The Borderline Patient: A Comparative Analysis of Four Sets of Diagnostic Criteria

Author Affiliations

From the Department of Psychiatry, Harvard Medical School, Boston; the Emergency Service, Department of Psychiatry, Cambridge (Mass) Hospital (Dr Perry); and the Stanley Cobb Research Laboratories, Psychiatry Service, Massachusetts General Hospital, Boston (Dr Klerman).

Arch Gen Psychiatry. 1978;35(2):141-150. doi:10.1001/archpsyc.1978.01770260019001

• In reviewing the evidence for the validity of the diagnosis borderline, four descriptions in the literature seem to offer comprehensive criteria for the diagnosis. When the four are compared, a total of 104 criteria are enumerated encompassing the mental status, history, interpersonal relationships, defense mechanisms, and other judgments of personality functioning of the borderline patient. Half of these criteria are mentioned in only one of the four diagnostic descriptions. This apparent lack of agreement over diagnostic criteria has three possible interpretations: (1) the borderline concept is an illusion; or (2) the concept is adequately defined by those criteria held in common, the others being nonessential; or (3) apart from the concept defined by the common criteria, there are subtypes emphasized by different authors.
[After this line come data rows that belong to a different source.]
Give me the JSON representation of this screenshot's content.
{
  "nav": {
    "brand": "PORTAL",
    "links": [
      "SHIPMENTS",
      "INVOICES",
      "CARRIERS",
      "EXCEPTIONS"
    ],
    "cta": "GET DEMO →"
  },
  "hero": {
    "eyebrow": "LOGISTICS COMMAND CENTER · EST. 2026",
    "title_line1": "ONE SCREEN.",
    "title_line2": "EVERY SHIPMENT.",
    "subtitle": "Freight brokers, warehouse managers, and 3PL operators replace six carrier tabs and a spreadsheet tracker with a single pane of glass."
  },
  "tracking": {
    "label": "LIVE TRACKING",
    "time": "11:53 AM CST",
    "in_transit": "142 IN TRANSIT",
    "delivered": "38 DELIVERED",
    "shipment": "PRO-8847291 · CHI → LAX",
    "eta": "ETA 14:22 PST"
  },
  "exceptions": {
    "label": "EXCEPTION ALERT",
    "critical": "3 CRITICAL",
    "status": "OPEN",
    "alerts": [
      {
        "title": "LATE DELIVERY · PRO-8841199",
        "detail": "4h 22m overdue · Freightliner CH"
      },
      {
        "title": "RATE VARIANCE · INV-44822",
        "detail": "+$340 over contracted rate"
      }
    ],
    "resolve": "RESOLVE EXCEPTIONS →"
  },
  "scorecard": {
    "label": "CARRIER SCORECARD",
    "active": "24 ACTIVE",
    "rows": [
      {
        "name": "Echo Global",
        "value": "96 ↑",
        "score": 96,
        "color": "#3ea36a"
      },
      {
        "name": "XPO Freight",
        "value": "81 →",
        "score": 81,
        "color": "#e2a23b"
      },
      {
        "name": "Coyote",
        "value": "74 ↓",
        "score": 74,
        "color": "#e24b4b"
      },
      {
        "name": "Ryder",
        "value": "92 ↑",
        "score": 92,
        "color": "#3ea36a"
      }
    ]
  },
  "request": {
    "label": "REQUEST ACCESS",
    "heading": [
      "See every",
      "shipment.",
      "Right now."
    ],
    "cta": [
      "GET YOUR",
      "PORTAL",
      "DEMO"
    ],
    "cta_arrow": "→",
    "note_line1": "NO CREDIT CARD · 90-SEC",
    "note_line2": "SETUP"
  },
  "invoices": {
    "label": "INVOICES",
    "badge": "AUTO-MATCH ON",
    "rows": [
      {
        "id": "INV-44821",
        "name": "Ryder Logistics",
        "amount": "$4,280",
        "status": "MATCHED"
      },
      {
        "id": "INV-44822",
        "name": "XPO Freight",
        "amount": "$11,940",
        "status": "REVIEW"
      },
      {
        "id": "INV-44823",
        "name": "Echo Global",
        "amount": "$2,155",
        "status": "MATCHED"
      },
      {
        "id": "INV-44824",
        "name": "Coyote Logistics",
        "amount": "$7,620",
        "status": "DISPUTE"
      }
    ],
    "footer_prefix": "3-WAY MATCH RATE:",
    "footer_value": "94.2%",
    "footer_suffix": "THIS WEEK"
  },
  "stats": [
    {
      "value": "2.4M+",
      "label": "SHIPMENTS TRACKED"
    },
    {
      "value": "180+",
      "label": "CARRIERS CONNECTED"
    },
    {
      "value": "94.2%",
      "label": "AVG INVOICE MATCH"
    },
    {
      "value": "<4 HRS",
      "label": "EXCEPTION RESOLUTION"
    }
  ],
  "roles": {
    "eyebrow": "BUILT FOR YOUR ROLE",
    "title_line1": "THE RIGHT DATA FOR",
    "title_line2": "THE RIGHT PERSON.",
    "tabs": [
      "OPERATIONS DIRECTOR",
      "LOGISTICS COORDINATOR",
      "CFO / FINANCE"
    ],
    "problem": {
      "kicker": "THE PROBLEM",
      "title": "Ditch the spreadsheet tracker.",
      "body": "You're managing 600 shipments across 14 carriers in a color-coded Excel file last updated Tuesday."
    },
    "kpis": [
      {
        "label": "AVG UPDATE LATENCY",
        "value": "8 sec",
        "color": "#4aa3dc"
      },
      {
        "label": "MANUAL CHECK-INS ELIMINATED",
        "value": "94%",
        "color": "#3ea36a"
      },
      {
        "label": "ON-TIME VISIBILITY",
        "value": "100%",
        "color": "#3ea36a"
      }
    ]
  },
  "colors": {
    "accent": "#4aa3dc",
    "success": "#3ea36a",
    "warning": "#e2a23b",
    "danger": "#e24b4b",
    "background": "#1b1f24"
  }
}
Although we favor the third interpretation, it is suggested that further speculation await an adequate test of existing diagnostic criteria.